> Work request
Using the listing that follows, return every line with the word "this".
--- Task input ---
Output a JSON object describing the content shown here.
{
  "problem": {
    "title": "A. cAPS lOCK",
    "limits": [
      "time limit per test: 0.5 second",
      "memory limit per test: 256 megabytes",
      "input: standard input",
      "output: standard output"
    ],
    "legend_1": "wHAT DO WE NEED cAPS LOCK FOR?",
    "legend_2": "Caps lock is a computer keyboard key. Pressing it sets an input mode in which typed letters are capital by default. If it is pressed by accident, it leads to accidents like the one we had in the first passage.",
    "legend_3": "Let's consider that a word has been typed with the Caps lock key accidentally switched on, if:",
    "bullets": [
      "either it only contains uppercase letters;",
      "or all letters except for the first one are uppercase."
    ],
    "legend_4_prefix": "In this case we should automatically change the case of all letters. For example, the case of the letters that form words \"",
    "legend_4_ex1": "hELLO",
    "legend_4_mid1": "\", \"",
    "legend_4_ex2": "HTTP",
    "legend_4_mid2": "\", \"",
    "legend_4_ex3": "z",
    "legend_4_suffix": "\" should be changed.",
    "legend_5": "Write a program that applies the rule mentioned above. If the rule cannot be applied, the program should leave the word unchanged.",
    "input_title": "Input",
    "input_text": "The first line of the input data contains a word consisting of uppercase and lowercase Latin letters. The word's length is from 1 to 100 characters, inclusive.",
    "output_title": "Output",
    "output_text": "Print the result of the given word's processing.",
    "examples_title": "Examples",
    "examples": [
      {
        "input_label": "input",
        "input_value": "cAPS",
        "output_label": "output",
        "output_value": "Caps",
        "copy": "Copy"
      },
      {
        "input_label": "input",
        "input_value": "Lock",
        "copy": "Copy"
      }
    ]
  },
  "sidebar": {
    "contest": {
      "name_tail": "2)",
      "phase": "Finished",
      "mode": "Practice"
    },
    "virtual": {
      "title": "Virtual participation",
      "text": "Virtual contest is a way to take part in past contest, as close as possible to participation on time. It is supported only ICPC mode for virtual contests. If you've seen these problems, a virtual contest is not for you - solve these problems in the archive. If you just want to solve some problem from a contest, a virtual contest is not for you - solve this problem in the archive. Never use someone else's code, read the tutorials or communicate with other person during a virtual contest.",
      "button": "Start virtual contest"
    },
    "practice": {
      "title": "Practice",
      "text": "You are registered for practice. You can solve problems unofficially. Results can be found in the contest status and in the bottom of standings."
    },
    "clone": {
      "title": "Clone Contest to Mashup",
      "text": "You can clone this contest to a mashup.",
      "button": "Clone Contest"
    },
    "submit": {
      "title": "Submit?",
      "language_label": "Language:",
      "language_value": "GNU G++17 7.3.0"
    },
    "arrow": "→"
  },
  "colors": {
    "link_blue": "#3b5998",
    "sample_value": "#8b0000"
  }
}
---
> Response box
    "legend_4_prefix": "In this case we should automatically change the case of all letters. For example, the case of the letters that form words \"",
      "text": "Virtual contest is a way to take part in past contest, as close as possible to participation on time. It is supported only ICPC mode for virtual contests. If you've seen these problems, a virtual contest is not for you - solve these problems in the archive. If you just want to solve some problem from a contest, a virtual contest is not for you - solve this problem in the archive. Never use someone else's code, read the tutorials or communicate with other person during a virtual contest.",
      "text": "You can clone this contest to a mashup.",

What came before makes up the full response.